 - Ed Kyle
So do we have:

43690 OBJECT B  2018-088A  504 X 208 KM X 85.03 DEG 2nd Stage
43691 OBJECT A  2018-088B  517 X 499 KM X 85.04 DEG CICERO 10
43692 OBJECT C  2018-088C  518 X 497 KM X 85.03 DEG
43693 OBJECT D  2018-088D  517 X 491 KM X 85.03 DEG IRVINE 01
43694 OBJECT E  2018-088E  515 X 491 KM X 85.02 DEG
43695 OBJECT F  2018-088F  518 X 496 KM X 85.03 DEG
43696 OBJECT G  2018-088G  516 X 491 KM X 85.04 DEG
43697 OBJECT H  2018-088H  514 x 495 KM X 85.03 DEG

From where are the IDs being pulled?
I got IRVINE 01 association from N2YO
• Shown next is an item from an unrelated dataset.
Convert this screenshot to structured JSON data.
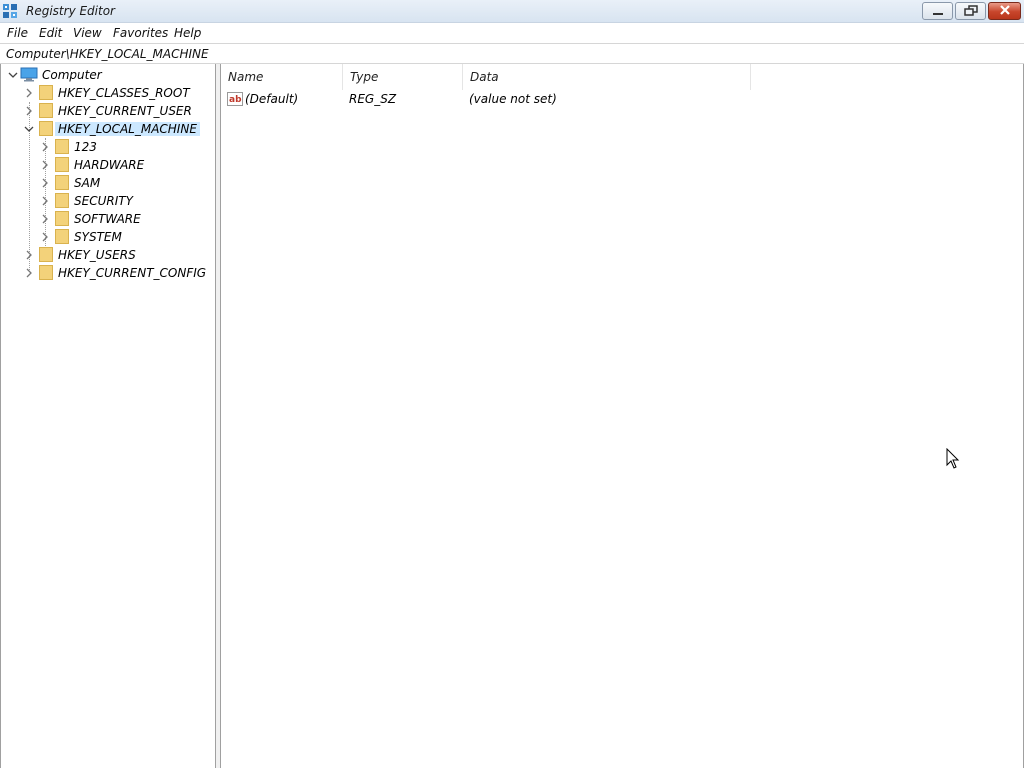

What kind of wastrels would dump a perfectly good booster in the ocean after just one use?